# Component data from apps and pages
================

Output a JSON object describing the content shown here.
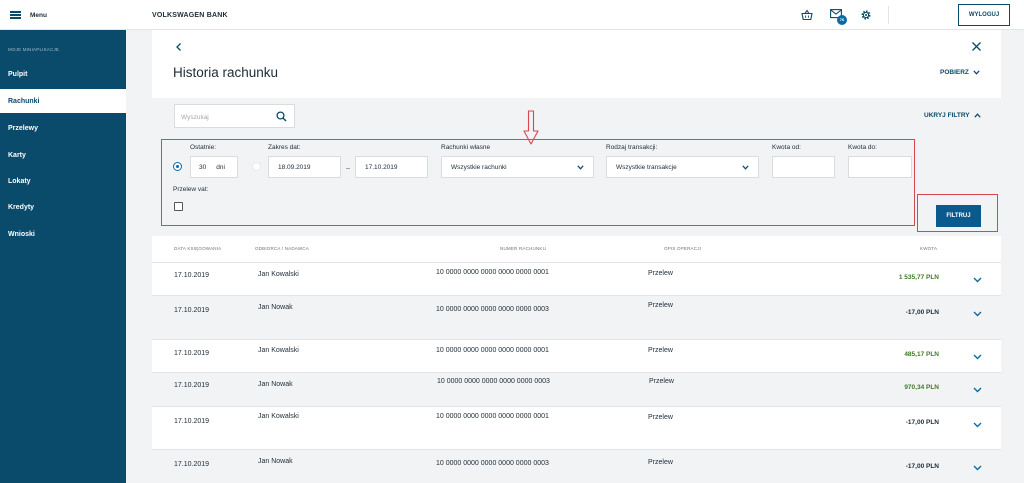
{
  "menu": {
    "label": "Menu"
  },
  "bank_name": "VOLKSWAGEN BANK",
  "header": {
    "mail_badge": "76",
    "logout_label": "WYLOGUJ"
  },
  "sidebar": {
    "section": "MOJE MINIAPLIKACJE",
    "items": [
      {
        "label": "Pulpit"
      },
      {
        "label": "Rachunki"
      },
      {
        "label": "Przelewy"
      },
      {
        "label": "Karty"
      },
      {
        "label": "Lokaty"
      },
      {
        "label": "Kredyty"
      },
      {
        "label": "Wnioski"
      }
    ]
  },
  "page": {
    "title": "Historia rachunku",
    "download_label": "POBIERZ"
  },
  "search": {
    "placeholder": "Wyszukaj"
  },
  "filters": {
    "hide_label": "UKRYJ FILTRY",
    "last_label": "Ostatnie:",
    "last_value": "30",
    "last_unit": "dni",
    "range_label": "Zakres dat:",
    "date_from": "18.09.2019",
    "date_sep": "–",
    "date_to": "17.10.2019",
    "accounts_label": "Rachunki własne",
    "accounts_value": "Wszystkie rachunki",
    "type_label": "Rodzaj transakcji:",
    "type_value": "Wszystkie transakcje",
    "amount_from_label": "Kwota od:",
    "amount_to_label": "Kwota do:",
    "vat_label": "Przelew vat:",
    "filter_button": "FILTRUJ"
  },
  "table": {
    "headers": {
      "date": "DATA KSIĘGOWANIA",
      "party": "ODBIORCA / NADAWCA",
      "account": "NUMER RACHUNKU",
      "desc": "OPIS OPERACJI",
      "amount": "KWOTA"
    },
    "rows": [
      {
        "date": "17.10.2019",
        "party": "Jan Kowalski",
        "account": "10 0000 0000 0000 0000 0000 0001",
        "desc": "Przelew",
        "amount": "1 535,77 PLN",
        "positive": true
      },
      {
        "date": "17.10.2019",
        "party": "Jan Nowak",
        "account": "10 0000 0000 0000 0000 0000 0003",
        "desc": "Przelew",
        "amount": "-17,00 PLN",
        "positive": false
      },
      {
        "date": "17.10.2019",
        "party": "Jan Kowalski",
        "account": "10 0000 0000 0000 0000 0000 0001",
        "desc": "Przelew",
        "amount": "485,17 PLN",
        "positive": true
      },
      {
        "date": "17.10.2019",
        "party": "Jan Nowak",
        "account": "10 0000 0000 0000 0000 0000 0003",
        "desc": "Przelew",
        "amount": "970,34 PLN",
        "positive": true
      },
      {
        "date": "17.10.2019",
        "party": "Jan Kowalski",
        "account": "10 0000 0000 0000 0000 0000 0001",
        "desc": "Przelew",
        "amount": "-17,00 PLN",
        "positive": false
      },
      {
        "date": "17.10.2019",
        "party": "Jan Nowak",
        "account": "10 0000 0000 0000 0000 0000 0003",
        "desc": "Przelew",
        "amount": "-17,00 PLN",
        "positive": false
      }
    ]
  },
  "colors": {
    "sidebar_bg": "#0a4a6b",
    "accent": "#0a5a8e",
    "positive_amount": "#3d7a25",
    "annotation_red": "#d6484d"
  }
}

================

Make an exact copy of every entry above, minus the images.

Output a JSON object describing the content shown here.
{
  "menu": {
    "label": "Menu"
  },
  "bank_name": "VOLKSWAGEN BANK",
  "header": {
    "mail_badge": "76",
    "logout_label": "WYLOGUJ"
  },
  "sidebar": {
    "section": "MOJE MINIAPLIKACJE",
    "items": [
      {
        "label": "Pulpit"
      },
      {
        "label": "Rachunki"
      },
      {
        "label": "Przelewy"
      },
      {
        "label": "Karty"
      },
      {
        "label": "Lokaty"
      },
      {
        "label": "Kredyty"
      },
      {
        "label": "Wnioski"
      }
    ]
  },
  "page": {
    "title": "Historia rachunku",
    "download_label": "POBIERZ"
  },
  "search": {
    "placeholder": "Wyszukaj"
  },
  "filters": {
    "hide_label": "UKRYJ FILTRY",
    "last_label": "Ostatnie:",
    "last_value": "30",
    "last_unit": "dni",
    "range_label": "Zakres dat:",
    "date_from": "18.09.2019",
    "date_sep": "–",
    "date_to": "17.10.2019",
    "accounts_label": "Rachunki własne",
    "accounts_value": "Wszystkie rachunki",
    "type_label": "Rodzaj transakcji:",
    "type_value": "Wszystkie transakcje",
    "amount_from_label": "Kwota od:",
    "amount_to_label": "Kwota do:",
    "vat_label": "Przelew vat:",
    "filter_button": "FILTRUJ"
  },
  "table": {
    "headers": {
      "date": "DATA KSIĘGOWANIA",
      "party": "ODBIORCA / NADAWCA",
      "account": "NUMER RACHUNKU",
      "desc": "OPIS OPERACJI",
      "amount": "KWOTA"
    },
    "rows": [
      {
        "date": "17.10.2019",
        "party": "Jan Kowalski",
        "account": "10 0000 0000 0000 0000 0000 0001",
        "desc": "Przelew",
        "amount": "1 535,77 PLN",
        "positive": true
      },
      {
        "date": "17.10.2019",
        "party": "Jan Nowak",
        "account": "10 0000 0000 0000 0000 0000 0003",
        "desc": "Przelew",
        "amount": "-17,00 PLN",
        "positive": false
      },
      {
        "date": "17.10.2019",
        "party": "Jan Kowalski",
        "account": "10 0000 0000 0000 0000 0000 0001",
        "desc": "Przelew",
        "amount": "485,17 PLN",
        "positive": true
      },
      {
        "date": "17.10.2019",
        "party": "Jan Nowak",
        "account": "10 0000 0000 0000 0000 0000 0003",
        "desc": "Przelew",
        "amount": "970,34 PLN",
        "positive": true
      },
      {
        "date": "17.10.2019",
        "party": "Jan Kowalski",
        "account": "10 0000 0000 0000 0000 0000 0001",
        "desc": "Przelew",
        "amount": "-17,00 PLN",
        "positive": false
      },
      {
        "date": "17.10.2019",
        "party": "Jan Nowak",
        "account": "10 0000 0000 0000 0000 0000 0003",
        "desc": "Przelew",
        "amount": "-17,00 PLN",
        "positive": false
      }
    ]
  },
  "colors": {
    "sidebar_bg": "#0a4a6b",
    "accent": "#0a5a8e",
    "positive_amount": "#3d7a25",
    "annotation_red": "#d6484d"
  }
}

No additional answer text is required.